Exercise aim: The lines to return are those below that contain the word "this".

Entries from a dataset of interfaces
Content starts
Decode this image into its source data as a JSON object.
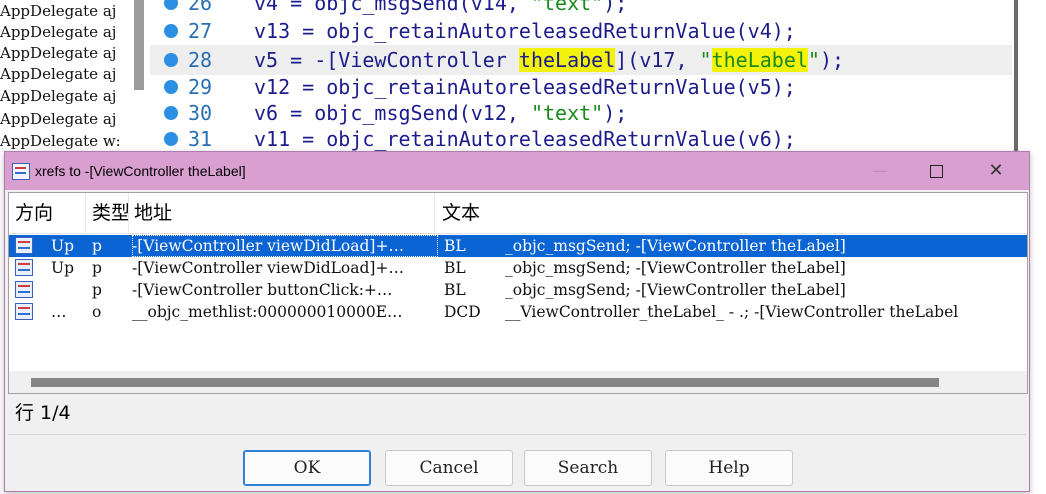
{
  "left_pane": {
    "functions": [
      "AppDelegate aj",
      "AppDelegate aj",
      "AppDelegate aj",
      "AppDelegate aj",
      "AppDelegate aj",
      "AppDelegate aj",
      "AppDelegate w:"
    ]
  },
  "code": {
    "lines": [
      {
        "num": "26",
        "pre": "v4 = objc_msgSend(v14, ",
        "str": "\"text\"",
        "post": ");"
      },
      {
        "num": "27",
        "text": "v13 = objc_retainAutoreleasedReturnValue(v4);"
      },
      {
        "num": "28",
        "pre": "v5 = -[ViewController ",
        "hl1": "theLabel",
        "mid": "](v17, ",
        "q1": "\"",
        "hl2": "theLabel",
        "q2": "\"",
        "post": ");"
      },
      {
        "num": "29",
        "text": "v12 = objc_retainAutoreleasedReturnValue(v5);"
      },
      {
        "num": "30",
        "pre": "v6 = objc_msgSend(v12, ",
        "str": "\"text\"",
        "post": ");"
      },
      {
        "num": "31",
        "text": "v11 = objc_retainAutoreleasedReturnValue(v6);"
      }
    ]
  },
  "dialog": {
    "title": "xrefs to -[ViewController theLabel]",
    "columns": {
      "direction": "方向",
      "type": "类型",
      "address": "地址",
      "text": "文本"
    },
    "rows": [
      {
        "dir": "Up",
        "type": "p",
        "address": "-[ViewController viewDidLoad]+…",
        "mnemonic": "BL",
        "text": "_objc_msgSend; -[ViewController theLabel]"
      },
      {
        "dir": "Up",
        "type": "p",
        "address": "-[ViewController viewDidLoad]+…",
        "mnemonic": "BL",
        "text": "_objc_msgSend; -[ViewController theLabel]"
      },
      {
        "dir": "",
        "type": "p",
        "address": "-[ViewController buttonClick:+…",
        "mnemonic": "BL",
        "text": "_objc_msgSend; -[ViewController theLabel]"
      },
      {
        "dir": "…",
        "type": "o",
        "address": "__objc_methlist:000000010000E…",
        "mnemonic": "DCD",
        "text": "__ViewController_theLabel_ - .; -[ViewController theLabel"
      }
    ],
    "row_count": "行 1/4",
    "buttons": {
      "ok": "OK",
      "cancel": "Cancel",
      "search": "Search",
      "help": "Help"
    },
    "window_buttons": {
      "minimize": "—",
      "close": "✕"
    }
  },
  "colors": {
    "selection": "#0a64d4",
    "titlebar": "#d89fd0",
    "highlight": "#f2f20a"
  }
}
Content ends
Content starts
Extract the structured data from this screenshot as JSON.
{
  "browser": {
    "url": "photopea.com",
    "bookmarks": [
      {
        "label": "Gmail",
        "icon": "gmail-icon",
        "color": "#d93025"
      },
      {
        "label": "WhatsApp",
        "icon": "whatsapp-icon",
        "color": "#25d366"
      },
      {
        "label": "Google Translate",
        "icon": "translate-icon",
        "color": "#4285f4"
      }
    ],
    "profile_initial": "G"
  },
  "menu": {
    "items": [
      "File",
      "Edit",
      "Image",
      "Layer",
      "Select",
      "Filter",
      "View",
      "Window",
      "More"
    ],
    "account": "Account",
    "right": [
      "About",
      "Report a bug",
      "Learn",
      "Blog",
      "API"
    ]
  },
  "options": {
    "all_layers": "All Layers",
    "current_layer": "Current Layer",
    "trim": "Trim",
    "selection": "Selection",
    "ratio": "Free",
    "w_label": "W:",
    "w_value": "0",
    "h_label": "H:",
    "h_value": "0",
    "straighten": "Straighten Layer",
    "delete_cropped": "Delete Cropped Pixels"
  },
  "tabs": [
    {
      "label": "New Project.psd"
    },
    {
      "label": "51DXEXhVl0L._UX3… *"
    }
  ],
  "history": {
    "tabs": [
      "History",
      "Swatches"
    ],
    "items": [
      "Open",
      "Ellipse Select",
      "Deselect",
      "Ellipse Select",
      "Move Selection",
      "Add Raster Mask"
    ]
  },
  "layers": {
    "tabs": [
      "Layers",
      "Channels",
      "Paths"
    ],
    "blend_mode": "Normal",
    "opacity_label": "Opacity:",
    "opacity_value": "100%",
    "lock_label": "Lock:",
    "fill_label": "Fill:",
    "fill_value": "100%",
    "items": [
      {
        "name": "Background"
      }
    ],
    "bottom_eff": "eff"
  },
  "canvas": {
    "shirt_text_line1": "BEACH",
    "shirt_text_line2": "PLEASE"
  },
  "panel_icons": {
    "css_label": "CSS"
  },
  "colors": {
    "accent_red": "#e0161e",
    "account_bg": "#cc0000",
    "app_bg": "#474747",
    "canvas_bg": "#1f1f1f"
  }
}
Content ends
Exercise response:
Decode this image into its source data as a JSON object.
Extract the structured data from this screenshot as JSON.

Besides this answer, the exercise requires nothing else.